Scientists already knew that too much carbon dioxide in the water was bad news for coral, but this is the first sign of how vulnerable coral reefs are, and how drastically Earth's oceans might change if they keep absorbing carbon dioxide at predicted rates.
NOAA researcher Ian Enochs and his colleagues studied coral populations and carbon dioxide levels in the sea surrounding Maug, and they have published their results in the journal Nature Climate Change.
"This is the first field evidence that increasing ocean acidification results in such a dramatic ecosystem change from coral to algae," NOAA researcher Ian Enochs said in a statement. Coral polyps secrete calcium carbonate exoskeletons, an en masse, they form coral reefs. The problem is that when the surrounding water contains too much carbon dioxide, it reacts with the calcium carbonate so there's less material available for coral to turn into skeletons. Carbon dioxide also makes water more acidic, and calcium carbonate tends to dissolve in acid.
As Maug's vents release carbon dioxide into the ocean, the coral around the vents dies off.
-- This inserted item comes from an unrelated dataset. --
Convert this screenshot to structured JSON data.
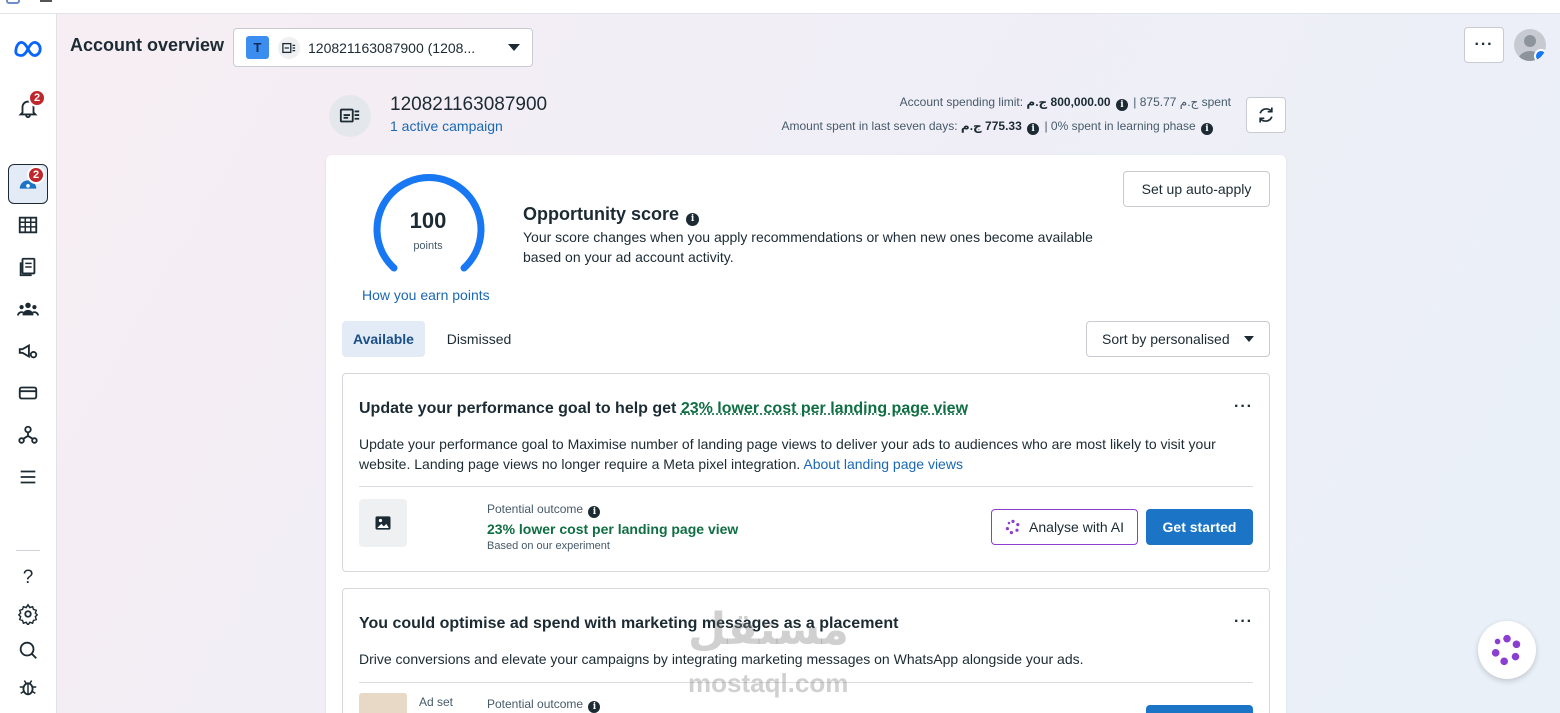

Algae, which is more tolerant of acidic water, moves in to take the coral's place. Of course, algae doesn't come anywhere close to filling coral's vital role in the ocean's ecosystem. "Healthy coral reefs provide food and shelter for abundant fisheries, support tourism and protect shorelines from storms. A shift from coral to algae-covered rocks is typically accompanied by a loss of species diversity and the benefits that reefs provide," said Enochs.
It's not just coral that are impacted. In other parts of the world, researchers are also finding shellfish with pitted shells as Earth's oceans get more acidic, Rolling Stone reported last week.
And Maug's weedy growth of algae where coral used to thrive could be a preview of what's in store for Earth's oceans. "If the predictions of the Intergovernmental Panel on Climate Change remain the same, by the end of the century, the impact of ocean acidification on coral reefs around the world will be comparable to what we see on the reefs near Maug's carbon seeps today," Enoch said in an interview last year.
Top image: C. Edwards and M. Fox